**TASK BRIEF**
Line count for "thumb": report how many lines in this material hold that string, with the number alone as the answer.

**PROVIDED DATA**
BEGIN
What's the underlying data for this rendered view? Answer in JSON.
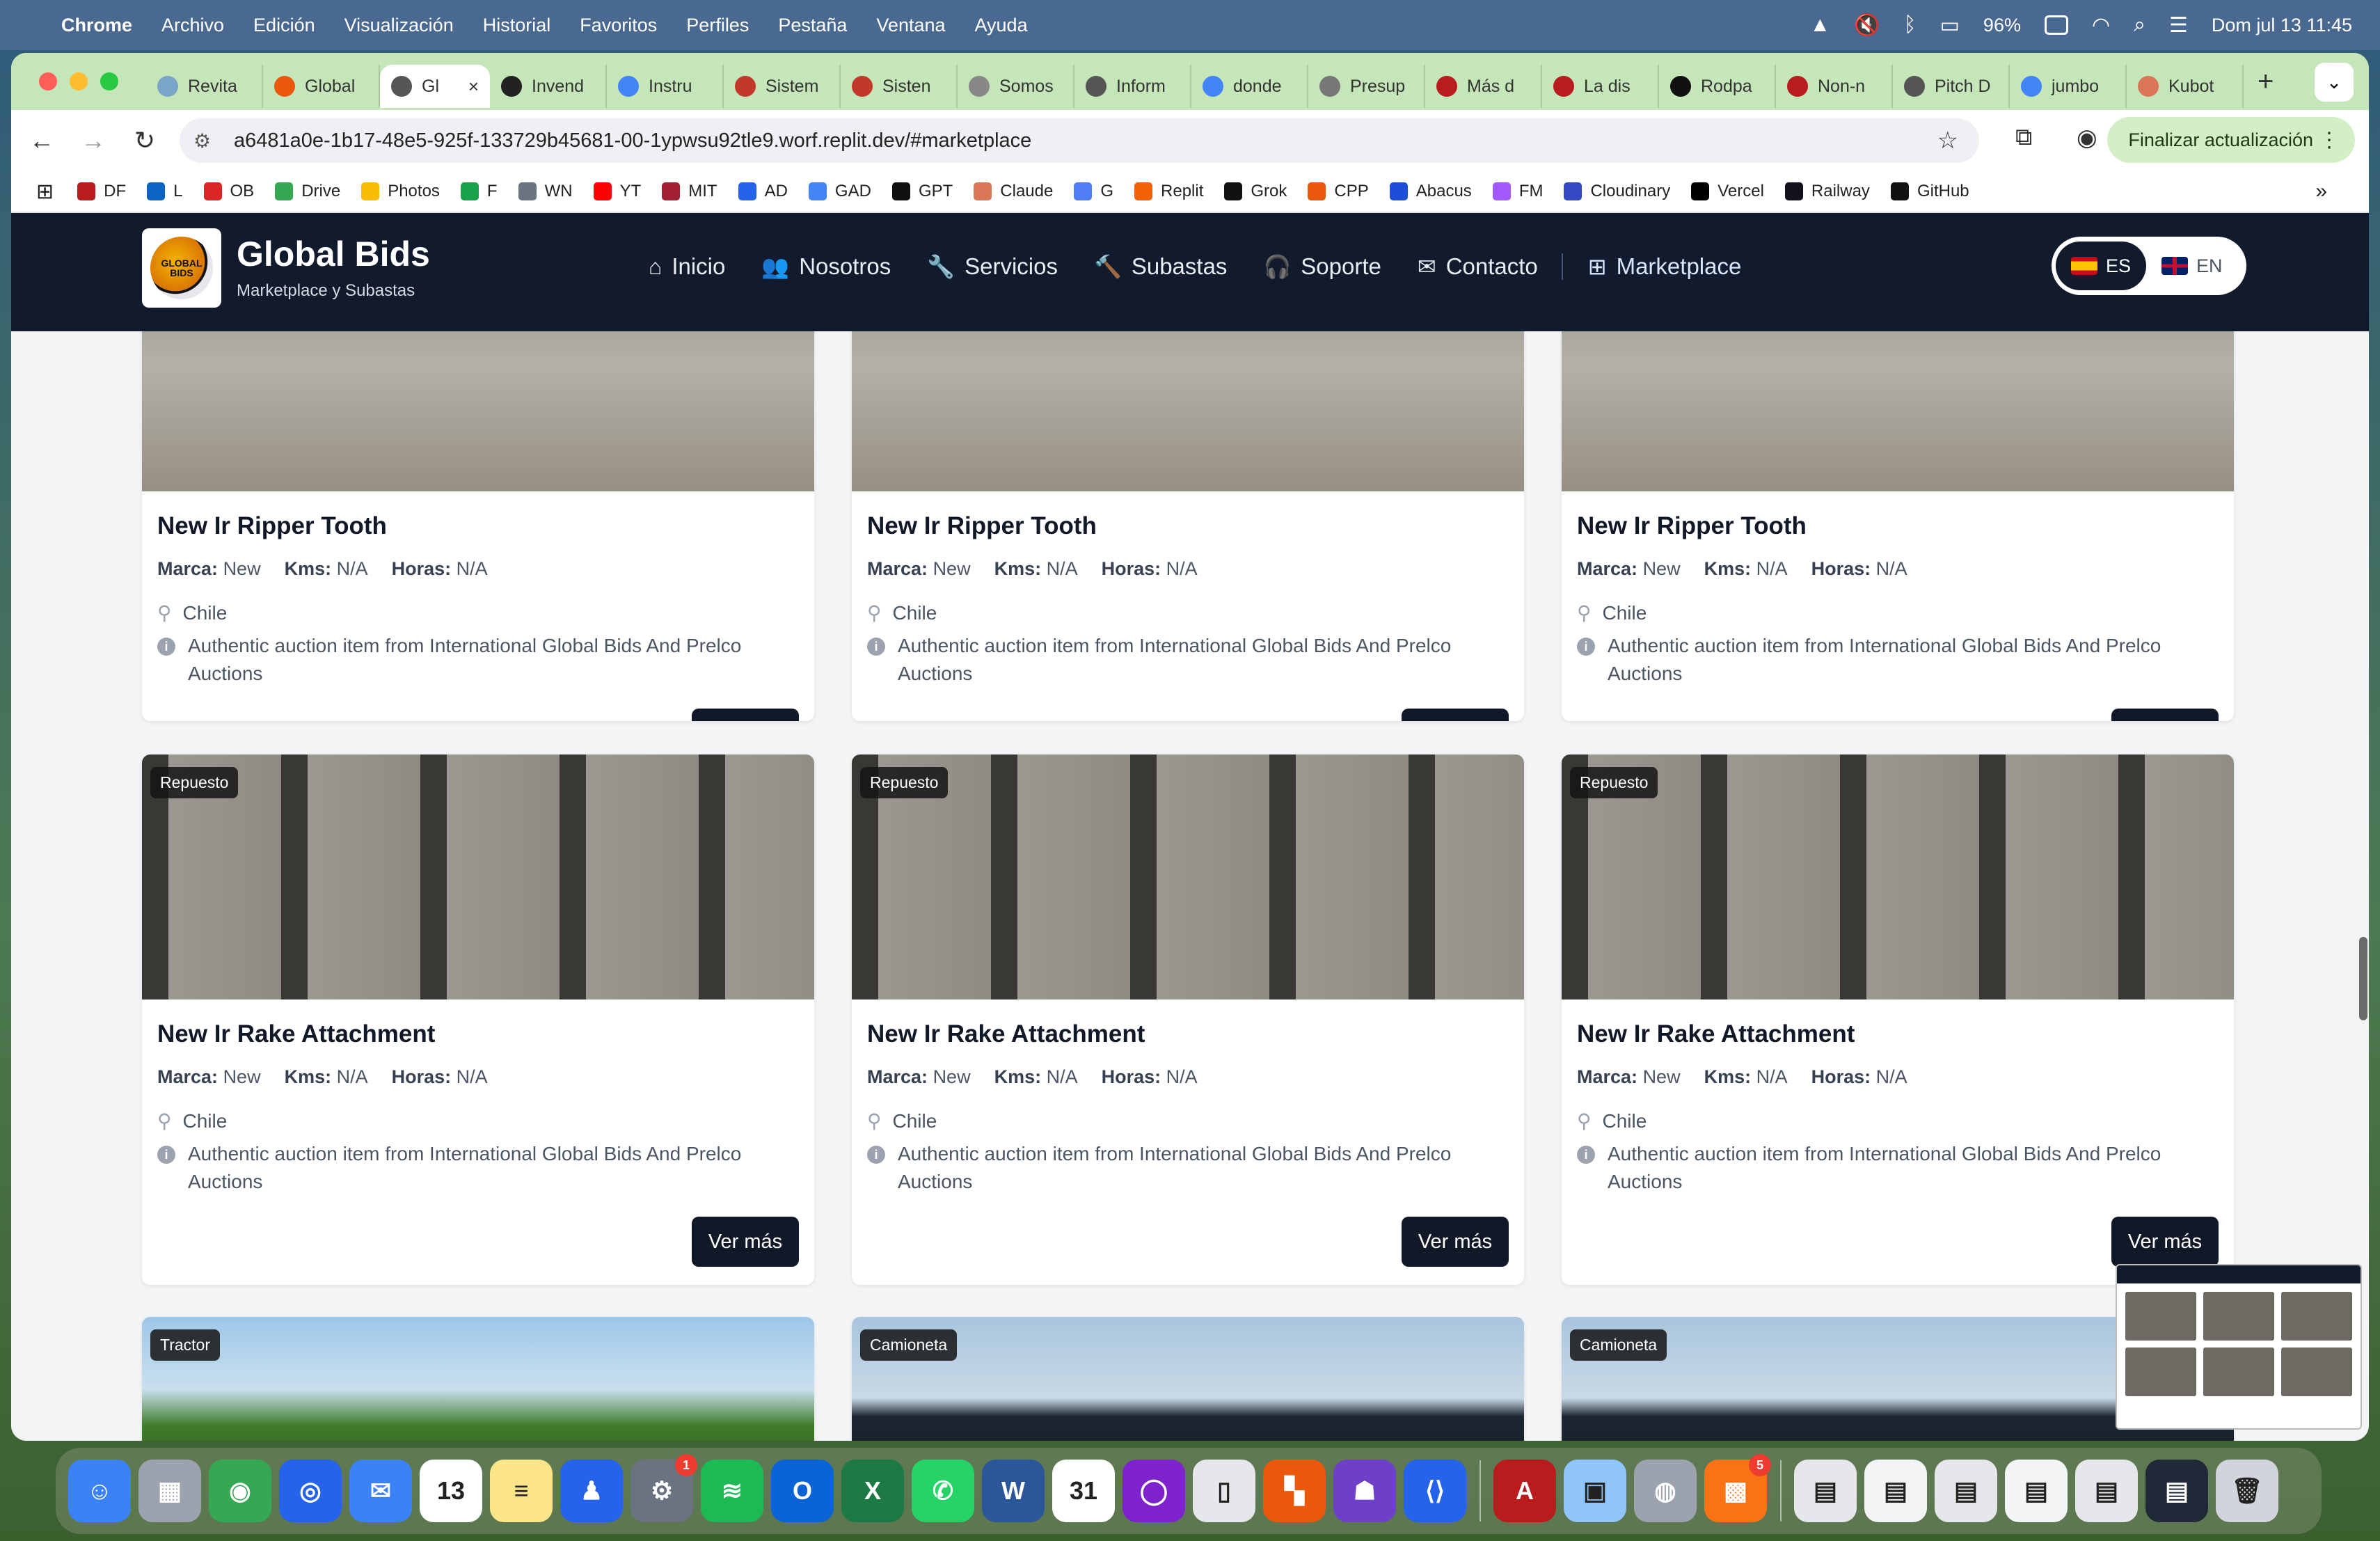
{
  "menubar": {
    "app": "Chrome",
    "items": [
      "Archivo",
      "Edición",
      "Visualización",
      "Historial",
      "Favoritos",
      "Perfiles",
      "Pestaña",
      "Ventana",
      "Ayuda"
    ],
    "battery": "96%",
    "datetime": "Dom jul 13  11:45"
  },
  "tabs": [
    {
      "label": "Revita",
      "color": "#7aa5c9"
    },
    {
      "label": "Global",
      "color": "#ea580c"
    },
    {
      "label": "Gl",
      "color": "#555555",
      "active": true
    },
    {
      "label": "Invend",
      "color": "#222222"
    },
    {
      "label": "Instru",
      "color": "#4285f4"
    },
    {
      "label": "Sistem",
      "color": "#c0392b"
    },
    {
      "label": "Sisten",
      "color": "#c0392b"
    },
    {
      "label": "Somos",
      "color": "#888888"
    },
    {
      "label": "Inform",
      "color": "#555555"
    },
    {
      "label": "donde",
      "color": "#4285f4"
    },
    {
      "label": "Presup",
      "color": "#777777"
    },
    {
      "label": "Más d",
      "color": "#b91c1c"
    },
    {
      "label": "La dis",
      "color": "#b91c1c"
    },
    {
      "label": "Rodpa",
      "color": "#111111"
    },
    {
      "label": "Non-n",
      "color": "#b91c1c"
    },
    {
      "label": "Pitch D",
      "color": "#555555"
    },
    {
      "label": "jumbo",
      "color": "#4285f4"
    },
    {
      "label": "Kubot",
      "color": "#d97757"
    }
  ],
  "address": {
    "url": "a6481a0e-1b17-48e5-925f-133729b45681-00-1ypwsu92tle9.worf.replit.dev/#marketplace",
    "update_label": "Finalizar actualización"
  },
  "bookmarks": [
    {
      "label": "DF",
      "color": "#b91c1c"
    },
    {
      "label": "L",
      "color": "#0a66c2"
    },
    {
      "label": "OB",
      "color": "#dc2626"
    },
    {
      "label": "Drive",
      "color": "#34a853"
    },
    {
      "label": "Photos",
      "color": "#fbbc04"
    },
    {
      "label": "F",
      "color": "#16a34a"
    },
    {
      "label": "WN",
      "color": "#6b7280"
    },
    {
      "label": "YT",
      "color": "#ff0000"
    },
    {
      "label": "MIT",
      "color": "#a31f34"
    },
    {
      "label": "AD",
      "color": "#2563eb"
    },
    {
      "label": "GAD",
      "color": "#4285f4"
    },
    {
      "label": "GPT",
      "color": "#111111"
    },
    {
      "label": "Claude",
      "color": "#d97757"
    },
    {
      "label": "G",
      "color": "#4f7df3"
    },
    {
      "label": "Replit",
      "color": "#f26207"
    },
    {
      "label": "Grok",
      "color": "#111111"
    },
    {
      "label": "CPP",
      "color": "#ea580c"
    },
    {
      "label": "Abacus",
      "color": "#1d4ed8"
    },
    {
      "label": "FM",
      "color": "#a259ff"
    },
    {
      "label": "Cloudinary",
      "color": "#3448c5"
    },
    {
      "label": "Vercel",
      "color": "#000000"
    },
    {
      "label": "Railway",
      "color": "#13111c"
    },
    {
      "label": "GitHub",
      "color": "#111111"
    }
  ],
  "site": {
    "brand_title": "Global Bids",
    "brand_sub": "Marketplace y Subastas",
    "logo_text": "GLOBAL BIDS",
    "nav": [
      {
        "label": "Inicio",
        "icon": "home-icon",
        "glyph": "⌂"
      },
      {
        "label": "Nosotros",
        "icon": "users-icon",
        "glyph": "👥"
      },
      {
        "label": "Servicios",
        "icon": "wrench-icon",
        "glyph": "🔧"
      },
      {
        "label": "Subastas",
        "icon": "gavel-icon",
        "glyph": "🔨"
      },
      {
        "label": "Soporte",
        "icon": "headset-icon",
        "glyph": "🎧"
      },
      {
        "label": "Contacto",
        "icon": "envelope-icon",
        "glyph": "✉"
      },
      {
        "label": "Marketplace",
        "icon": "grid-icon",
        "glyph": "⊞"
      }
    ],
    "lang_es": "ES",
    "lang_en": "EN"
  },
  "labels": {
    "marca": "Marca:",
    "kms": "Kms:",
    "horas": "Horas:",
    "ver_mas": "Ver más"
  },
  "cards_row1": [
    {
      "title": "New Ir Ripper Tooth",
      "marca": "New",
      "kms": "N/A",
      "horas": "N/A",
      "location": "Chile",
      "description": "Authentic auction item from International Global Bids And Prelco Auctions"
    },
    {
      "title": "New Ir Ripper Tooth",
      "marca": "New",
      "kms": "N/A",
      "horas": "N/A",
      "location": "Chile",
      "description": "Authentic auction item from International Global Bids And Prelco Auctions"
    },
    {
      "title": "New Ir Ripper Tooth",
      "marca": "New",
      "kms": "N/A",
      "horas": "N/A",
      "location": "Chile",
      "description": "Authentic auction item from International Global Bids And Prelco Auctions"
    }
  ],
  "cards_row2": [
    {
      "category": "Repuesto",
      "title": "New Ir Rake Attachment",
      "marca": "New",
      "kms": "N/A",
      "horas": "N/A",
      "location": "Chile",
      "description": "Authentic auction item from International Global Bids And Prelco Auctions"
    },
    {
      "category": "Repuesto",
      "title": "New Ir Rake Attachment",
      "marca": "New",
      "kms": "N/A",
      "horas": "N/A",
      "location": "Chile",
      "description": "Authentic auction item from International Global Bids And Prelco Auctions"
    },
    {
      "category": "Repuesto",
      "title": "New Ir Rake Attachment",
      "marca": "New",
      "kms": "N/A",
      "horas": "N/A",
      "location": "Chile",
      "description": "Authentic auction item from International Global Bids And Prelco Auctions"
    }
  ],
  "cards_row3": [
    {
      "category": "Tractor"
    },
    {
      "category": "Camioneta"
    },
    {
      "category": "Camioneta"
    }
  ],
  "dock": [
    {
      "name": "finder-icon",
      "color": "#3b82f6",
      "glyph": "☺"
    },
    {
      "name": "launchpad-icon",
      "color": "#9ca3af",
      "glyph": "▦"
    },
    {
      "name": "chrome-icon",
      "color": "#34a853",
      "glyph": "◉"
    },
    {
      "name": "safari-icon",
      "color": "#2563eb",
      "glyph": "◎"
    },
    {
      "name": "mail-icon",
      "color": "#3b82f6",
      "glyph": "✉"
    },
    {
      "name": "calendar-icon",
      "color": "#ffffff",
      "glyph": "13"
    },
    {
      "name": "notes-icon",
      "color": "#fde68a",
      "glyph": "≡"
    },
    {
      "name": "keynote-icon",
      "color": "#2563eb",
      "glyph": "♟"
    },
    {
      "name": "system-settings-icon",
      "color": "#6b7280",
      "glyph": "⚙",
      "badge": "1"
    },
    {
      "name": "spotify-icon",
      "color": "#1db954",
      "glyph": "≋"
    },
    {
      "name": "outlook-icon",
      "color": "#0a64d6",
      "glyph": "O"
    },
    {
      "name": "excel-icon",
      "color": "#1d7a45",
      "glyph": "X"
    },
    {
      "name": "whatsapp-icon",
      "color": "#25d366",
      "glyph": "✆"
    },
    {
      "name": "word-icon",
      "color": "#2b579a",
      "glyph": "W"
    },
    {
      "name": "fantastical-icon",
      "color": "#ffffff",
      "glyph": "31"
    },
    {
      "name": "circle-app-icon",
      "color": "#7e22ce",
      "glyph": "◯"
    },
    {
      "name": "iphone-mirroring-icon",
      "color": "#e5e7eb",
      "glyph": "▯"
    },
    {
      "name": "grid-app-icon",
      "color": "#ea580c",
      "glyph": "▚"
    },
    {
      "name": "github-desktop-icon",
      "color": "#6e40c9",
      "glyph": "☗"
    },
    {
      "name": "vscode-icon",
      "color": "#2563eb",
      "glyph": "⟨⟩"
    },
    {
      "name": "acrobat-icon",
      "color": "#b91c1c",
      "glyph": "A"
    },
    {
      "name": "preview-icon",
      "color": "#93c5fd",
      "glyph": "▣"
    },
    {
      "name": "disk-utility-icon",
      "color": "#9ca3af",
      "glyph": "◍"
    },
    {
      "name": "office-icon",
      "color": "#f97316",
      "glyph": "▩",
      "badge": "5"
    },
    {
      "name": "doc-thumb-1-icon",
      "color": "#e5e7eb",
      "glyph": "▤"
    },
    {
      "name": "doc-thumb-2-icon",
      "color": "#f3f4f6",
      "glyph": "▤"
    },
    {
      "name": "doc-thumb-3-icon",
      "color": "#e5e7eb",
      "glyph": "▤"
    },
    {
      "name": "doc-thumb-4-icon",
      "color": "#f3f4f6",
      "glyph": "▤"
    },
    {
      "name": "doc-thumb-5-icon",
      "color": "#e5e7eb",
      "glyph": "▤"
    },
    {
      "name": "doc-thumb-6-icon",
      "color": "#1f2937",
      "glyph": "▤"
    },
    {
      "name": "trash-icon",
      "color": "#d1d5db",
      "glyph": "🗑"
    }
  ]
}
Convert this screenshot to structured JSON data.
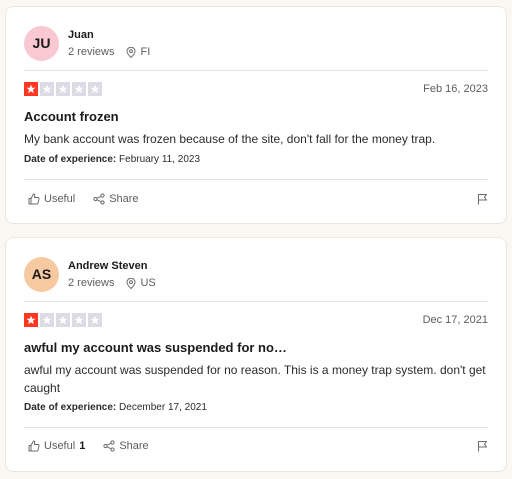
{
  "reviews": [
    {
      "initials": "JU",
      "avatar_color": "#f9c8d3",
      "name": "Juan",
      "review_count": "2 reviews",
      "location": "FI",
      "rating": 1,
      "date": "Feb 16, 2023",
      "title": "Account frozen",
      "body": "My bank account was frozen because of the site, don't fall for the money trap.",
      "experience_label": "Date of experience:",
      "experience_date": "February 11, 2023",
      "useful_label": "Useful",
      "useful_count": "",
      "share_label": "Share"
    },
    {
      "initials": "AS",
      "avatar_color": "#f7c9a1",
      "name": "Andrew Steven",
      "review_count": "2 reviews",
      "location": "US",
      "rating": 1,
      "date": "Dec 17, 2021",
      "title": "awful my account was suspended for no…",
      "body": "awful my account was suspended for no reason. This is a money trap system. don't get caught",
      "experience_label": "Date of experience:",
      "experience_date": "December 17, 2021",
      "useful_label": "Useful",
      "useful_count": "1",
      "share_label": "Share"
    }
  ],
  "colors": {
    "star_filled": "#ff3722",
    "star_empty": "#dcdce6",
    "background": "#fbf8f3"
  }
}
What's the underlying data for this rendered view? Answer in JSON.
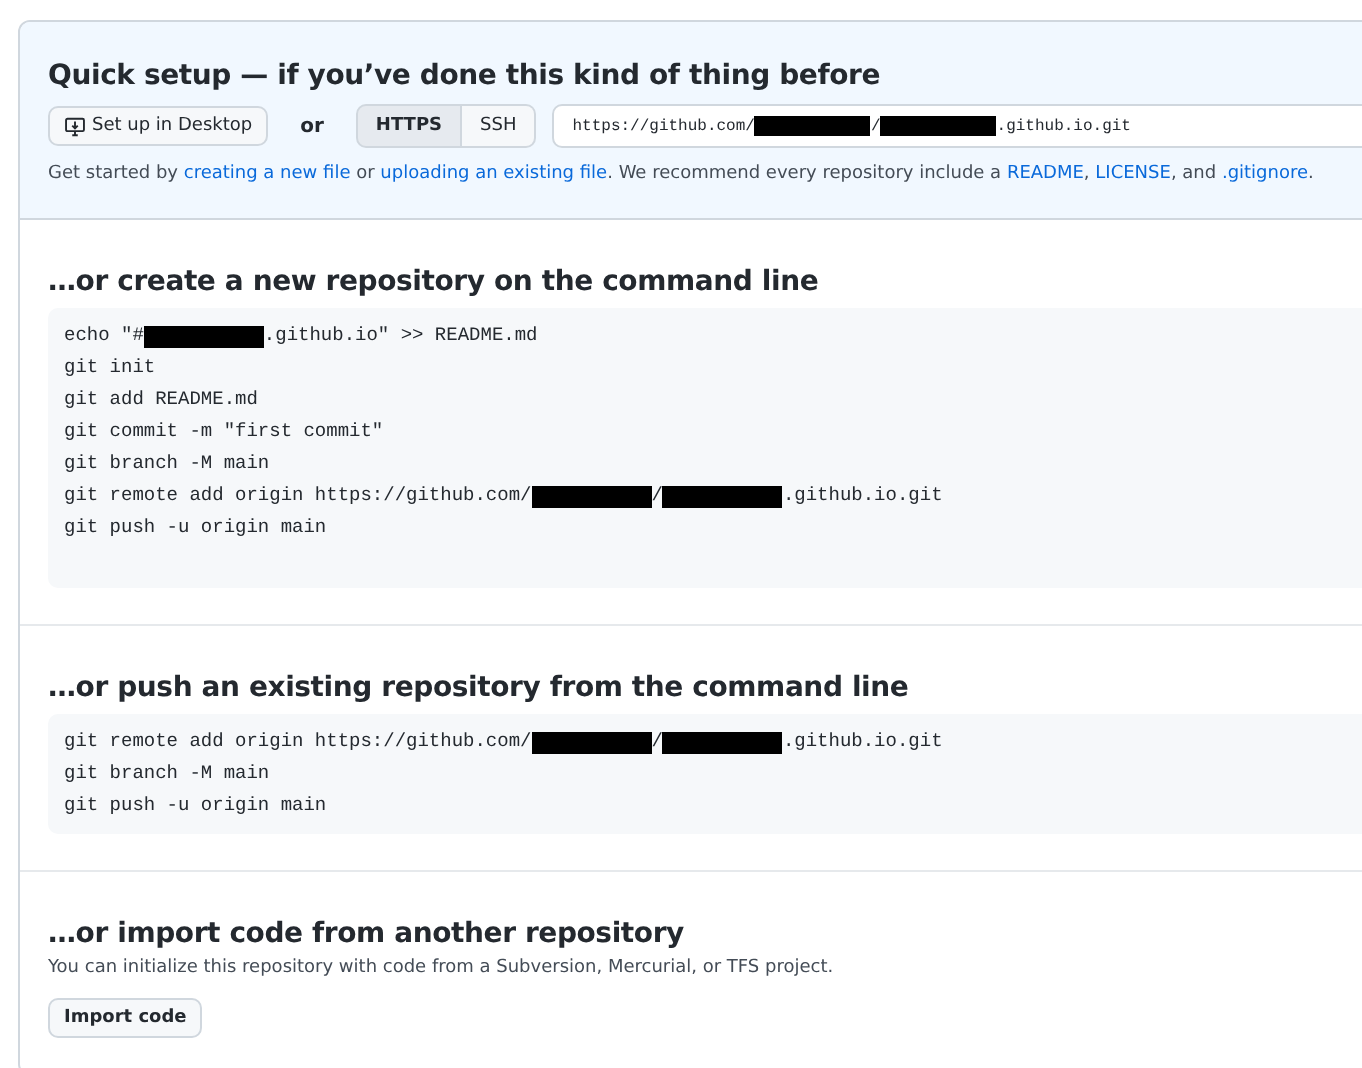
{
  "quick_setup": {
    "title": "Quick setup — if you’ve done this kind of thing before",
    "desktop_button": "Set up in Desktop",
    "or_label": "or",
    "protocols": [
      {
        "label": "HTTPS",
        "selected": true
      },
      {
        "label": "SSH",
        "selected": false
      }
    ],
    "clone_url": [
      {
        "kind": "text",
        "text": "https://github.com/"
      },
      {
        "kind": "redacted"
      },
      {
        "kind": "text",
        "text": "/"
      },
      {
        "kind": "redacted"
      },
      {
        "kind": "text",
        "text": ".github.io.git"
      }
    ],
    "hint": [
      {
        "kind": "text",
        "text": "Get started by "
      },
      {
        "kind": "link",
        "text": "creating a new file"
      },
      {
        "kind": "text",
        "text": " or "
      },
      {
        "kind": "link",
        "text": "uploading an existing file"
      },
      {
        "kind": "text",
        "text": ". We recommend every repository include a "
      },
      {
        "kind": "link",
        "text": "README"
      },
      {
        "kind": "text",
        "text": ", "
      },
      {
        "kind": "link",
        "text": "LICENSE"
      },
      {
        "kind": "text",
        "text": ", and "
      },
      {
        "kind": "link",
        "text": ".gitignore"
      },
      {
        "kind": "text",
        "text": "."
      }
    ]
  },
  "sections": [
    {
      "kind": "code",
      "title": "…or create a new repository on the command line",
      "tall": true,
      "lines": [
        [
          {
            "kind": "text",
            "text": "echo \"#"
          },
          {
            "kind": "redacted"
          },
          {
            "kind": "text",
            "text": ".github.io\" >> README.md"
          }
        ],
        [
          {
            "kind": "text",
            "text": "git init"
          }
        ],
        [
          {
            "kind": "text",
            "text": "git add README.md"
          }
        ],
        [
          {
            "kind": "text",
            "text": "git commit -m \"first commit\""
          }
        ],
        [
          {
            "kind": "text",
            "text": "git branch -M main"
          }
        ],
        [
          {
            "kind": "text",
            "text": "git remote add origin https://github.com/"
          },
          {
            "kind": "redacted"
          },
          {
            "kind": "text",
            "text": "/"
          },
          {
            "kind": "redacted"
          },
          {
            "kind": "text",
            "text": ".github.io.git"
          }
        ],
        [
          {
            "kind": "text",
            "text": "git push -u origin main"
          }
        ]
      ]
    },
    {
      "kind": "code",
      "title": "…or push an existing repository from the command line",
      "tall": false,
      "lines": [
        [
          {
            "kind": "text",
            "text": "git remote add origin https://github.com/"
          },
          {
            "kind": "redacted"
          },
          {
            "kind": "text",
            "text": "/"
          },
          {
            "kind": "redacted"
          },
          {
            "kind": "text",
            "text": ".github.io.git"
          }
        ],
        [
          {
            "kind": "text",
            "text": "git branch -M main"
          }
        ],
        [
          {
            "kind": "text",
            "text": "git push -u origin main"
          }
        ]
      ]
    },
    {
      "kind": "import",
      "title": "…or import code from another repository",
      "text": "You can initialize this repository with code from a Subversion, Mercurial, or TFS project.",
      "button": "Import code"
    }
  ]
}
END
**WRITTEN REPLY**
6